**Task instructions**
Every entry must be set down exactly in the answer; no pictures should appear.

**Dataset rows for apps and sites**

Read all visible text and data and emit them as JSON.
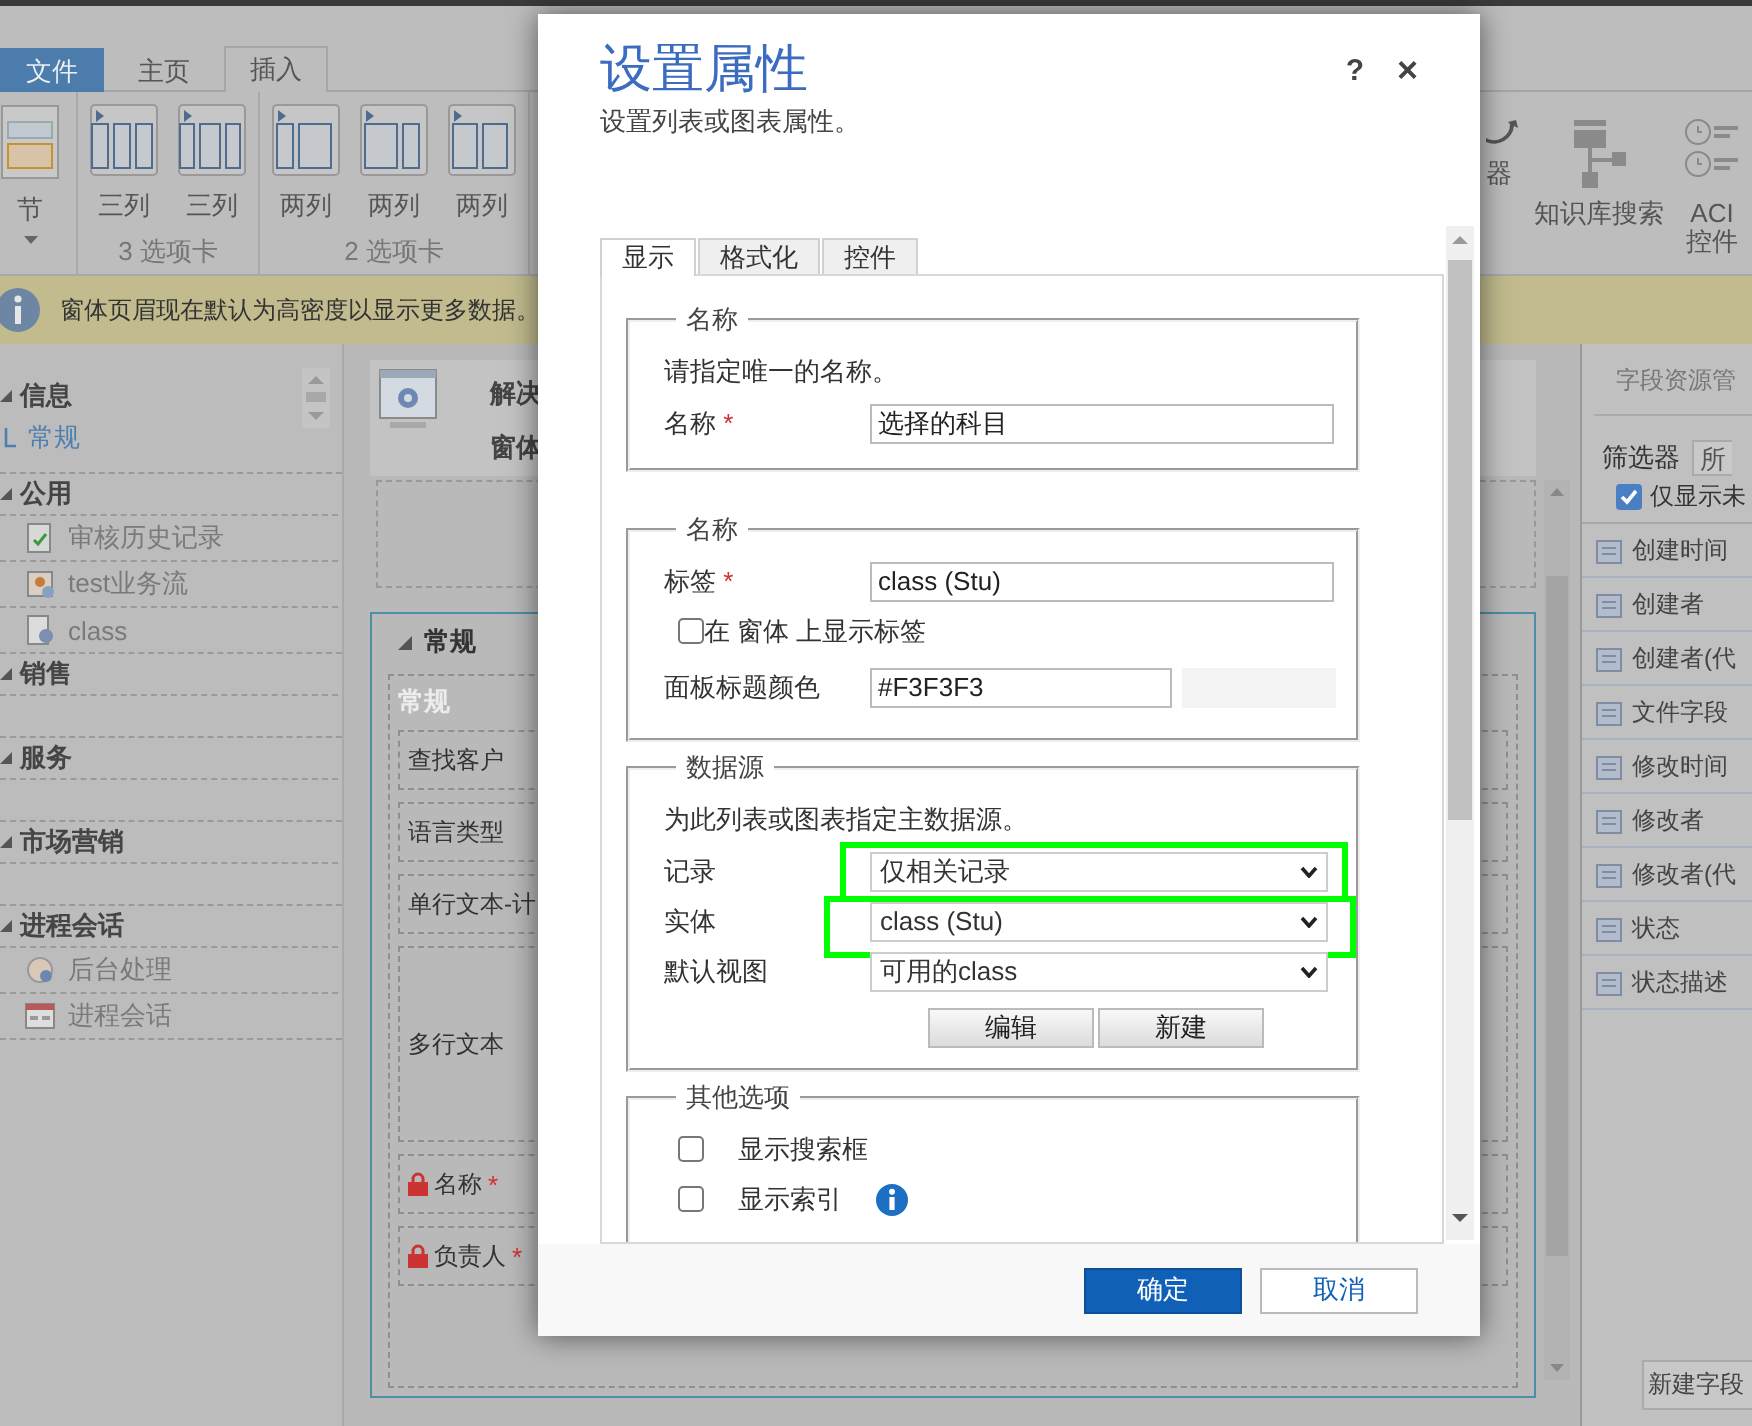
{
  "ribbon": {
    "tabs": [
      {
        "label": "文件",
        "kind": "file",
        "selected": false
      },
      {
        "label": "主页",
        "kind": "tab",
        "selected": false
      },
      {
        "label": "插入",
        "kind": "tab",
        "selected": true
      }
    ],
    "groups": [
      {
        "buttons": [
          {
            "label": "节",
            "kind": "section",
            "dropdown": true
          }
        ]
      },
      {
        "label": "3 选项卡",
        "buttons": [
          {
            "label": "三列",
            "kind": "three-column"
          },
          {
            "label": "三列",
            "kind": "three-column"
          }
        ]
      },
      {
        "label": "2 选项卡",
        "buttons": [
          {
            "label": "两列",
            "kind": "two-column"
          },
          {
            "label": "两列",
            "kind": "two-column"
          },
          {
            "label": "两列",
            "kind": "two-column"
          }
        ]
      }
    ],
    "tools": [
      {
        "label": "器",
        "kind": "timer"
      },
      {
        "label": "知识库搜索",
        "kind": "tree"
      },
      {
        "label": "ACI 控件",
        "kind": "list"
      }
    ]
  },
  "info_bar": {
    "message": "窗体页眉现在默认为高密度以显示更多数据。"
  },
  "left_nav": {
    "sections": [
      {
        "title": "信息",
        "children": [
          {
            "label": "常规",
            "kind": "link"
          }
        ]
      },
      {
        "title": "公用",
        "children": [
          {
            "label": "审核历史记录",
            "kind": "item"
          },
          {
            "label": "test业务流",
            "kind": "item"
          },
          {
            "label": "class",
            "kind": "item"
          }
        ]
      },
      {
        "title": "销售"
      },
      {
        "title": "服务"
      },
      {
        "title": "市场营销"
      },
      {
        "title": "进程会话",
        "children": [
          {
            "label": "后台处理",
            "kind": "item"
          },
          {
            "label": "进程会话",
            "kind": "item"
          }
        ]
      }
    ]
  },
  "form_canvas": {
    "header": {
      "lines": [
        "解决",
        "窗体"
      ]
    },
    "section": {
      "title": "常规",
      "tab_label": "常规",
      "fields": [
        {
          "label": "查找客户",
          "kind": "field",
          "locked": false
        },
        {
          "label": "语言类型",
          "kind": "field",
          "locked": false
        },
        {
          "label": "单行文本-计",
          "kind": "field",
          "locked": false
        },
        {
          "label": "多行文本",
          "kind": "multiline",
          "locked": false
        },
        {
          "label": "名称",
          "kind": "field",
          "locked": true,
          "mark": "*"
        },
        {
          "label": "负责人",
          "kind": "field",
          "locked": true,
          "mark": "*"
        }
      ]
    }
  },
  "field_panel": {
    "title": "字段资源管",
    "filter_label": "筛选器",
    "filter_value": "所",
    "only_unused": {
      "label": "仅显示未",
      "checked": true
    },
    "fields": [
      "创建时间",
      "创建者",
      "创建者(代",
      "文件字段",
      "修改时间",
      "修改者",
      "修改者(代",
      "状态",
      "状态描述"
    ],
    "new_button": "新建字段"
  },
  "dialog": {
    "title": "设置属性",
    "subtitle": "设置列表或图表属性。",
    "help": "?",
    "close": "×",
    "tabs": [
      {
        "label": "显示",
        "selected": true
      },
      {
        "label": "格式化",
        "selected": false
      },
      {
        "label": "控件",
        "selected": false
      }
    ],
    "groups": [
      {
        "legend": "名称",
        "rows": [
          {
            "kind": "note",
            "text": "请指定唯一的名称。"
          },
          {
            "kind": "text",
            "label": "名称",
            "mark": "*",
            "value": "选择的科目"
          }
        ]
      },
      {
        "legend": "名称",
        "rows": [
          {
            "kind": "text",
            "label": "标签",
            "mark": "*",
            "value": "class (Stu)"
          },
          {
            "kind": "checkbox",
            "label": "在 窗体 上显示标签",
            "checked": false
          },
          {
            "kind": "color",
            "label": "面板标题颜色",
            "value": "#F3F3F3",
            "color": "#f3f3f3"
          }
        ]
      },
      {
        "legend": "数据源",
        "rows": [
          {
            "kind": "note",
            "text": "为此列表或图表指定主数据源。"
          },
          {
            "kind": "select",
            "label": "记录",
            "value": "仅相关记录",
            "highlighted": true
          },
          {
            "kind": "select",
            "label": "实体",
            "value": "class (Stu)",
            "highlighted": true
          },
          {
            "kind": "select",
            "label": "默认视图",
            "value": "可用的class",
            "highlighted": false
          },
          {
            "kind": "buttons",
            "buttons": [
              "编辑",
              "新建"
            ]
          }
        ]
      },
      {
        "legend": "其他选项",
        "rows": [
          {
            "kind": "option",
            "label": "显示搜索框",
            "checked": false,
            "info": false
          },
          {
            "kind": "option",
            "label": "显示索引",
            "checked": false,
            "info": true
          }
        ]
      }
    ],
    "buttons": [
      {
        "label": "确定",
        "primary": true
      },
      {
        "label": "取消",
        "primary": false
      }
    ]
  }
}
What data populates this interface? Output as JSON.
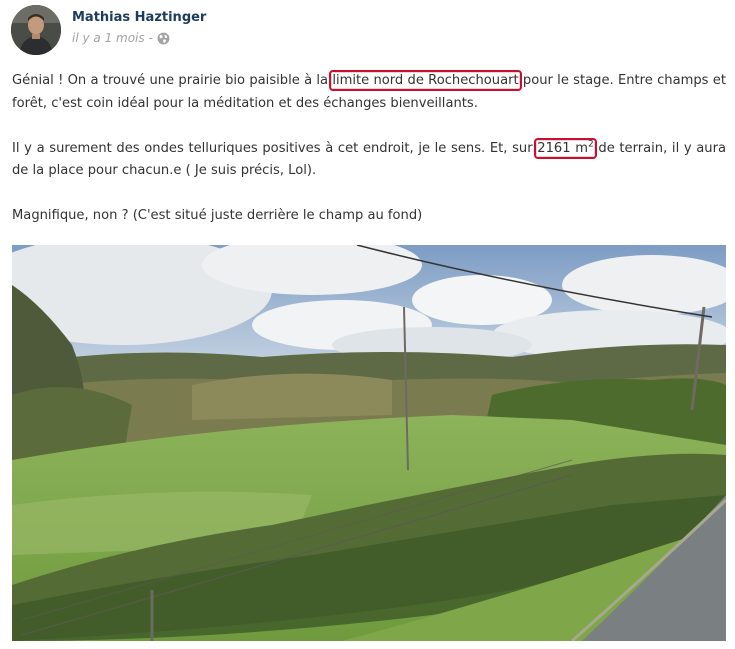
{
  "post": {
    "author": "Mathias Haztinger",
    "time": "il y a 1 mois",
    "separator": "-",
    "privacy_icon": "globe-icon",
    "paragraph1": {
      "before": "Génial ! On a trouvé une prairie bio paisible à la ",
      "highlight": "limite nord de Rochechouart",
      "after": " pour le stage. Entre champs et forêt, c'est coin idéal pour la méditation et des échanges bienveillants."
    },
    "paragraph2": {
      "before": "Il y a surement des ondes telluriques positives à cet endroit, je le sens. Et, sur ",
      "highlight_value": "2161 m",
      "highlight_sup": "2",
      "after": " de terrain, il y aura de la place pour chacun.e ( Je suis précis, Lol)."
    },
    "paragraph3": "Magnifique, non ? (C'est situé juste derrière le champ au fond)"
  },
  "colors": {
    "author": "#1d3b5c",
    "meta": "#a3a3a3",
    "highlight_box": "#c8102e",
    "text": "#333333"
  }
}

**Solution to this exercise**
Read all visible text and data and emit them as JSON.
{
  "ribbon": {
    "tabs": [
      {
        "label": "文件",
        "kind": "file",
        "selected": false
      },
      {
        "label": "主页",
        "kind": "tab",
        "selected": false
      },
      {
        "label": "插入",
        "kind": "tab",
        "selected": true
      }
    ],
    "groups": [
      {
        "buttons": [
          {
            "label": "节",
            "kind": "section",
            "dropdown": true
          }
        ]
      },
      {
        "label": "3 选项卡",
        "buttons": [
          {
            "label": "三列",
            "kind": "three-column"
          },
          {
            "label": "三列",
            "kind": "three-column"
          }
        ]
      },
      {
        "label": "2 选项卡",
        "buttons": [
          {
            "label": "两列",
            "kind": "two-column"
          },
          {
            "label": "两列",
            "kind": "two-column"
          },
          {
            "label": "两列",
            "kind": "two-column"
          }
        ]
      }
    ],
    "tools": [
      {
        "label": "器",
        "kind": "timer"
      },
      {
        "label": "知识库搜索",
        "kind": "tree"
      },
      {
        "label": "ACI 控件",
        "kind": "list"
      }
    ]
  },
  "info_bar": {
    "message": "窗体页眉现在默认为高密度以显示更多数据。"
  },
  "left_nav": {
    "sections": [
      {
        "title": "信息",
        "children": [
          {
            "label": "常规",
            "kind": "link"
          }
        ]
      },
      {
        "title": "公用",
        "children": [
          {
            "label": "审核历史记录",
            "kind": "item"
          },
          {
            "label": "test业务流",
            "kind": "item"
          },
          {
            "label": "class",
            "kind": "item"
          }
        ]
      },
      {
        "title": "销售"
      },
      {
        "title": "服务"
      },
      {
        "title": "市场营销"
      },
      {
        "title": "进程会话",
        "children": [
          {
            "label": "后台处理",
            "kind": "item"
          },
          {
            "label": "进程会话",
            "kind": "item"
          }
        ]
      }
    ]
  },
  "form_canvas": {
    "header": {
      "lines": [
        "解决",
        "窗体"
      ]
    },
    "section": {
      "title": "常规",
      "tab_label": "常规",
      "fields": [
        {
          "label": "查找客户",
          "kind": "field",
          "locked": false
        },
        {
          "label": "语言类型",
          "kind": "field",
          "locked": false
        },
        {
          "label": "单行文本-计",
          "kind": "field",
          "locked": false
        },
        {
          "label": "多行文本",
          "kind": "multiline",
          "locked": false
        },
        {
          "label": "名称",
          "kind": "field",
          "locked": true,
          "mark": "*"
        },
        {
          "label": "负责人",
          "kind": "field",
          "locked": true,
          "mark": "*"
        }
      ]
    }
  },
  "field_panel": {
    "title": "字段资源管",
    "filter_label": "筛选器",
    "filter_value": "所",
    "only_unused": {
      "label": "仅显示未",
      "checked": true
    },
    "fields": [
      "创建时间",
      "创建者",
      "创建者(代",
      "文件字段",
      "修改时间",
      "修改者",
      "修改者(代",
      "状态",
      "状态描述"
    ],
    "new_button": "新建字段"
  },
  "dialog": {
    "title": "设置属性",
    "subtitle": "设置列表或图表属性。",
    "help": "?",
    "close": "×",
    "tabs": [
      {
        "label": "显示",
        "selected": true
      },
      {
        "label": "格式化",
        "selected": false
      },
      {
        "label": "控件",
        "selected": false
      }
    ],
    "groups": [
      {
        "legend": "名称",
        "rows": [
          {
            "kind": "note",
            "text": "请指定唯一的名称。"
          },
          {
            "kind": "text",
            "label": "名称",
            "mark": "*",
            "value": "选择的科目"
          }
        ]
      },
      {
        "legend": "名称",
        "rows": [
          {
            "kind": "text",
            "label": "标签",
            "mark": "*",
            "value": "class (Stu)"
          },
          {
            "kind": "checkbox",
            "label": "在 窗体 上显示标签",
            "checked": false
          },
          {
            "kind": "color",
            "label": "面板标题颜色",
            "value": "#F3F3F3",
            "color": "#f3f3f3"
          }
        ]
      },
      {
        "legend": "数据源",
        "rows": [
          {
            "kind": "note",
            "text": "为此列表或图表指定主数据源。"
          },
          {
            "kind": "select",
            "label": "记录",
            "value": "仅相关记录",
            "highlighted": true
          },
          {
            "kind": "select",
            "label": "实体",
            "value": "class (Stu)",
            "highlighted": true
          },
          {
            "kind": "select",
            "label": "默认视图",
            "value": "可用的class",
            "highlighted": false
          },
          {
            "kind": "buttons",
            "buttons": [
              "编辑",
              "新建"
            ]
          }
        ]
      },
      {
        "legend": "其他选项",
        "rows": [
          {
            "kind": "option",
            "label": "显示搜索框",
            "checked": false,
            "info": false
          },
          {
            "kind": "option",
            "label": "显示索引",
            "checked": false,
            "info": true
          }
        ]
      }
    ],
    "buttons": [
      {
        "label": "确定",
        "primary": true
      },
      {
        "label": "取消",
        "primary": false
      }
    ]
  }
}
What data populates this interface? Output as JSON.
{
  "post": {
    "author": "Mathias Haztinger",
    "time": "il y a 1 mois",
    "separator": "-",
    "privacy_icon": "globe-icon",
    "paragraph1": {
      "before": "Génial ! On a trouvé une prairie bio paisible à la ",
      "highlight": "limite nord de Rochechouart",
      "after": " pour le stage. Entre champs et forêt, c'est coin idéal pour la méditation et des échanges bienveillants."
    },
    "paragraph2": {
      "before": "Il y a surement des ondes telluriques positives à cet endroit, je le sens. Et, sur ",
      "highlight_value": "2161 m",
      "highlight_sup": "2",
      "after": " de terrain, il y aura de la place pour chacun.e ( Je suis précis, Lol)."
    },
    "paragraph3": "Magnifique, non ? (C'est situé juste derrière le champ au fond)"
  },
  "colors": {
    "author": "#1d3b5c",
    "meta": "#a3a3a3",
    "highlight_box": "#c8102e",
    "text": "#333333"
  }
}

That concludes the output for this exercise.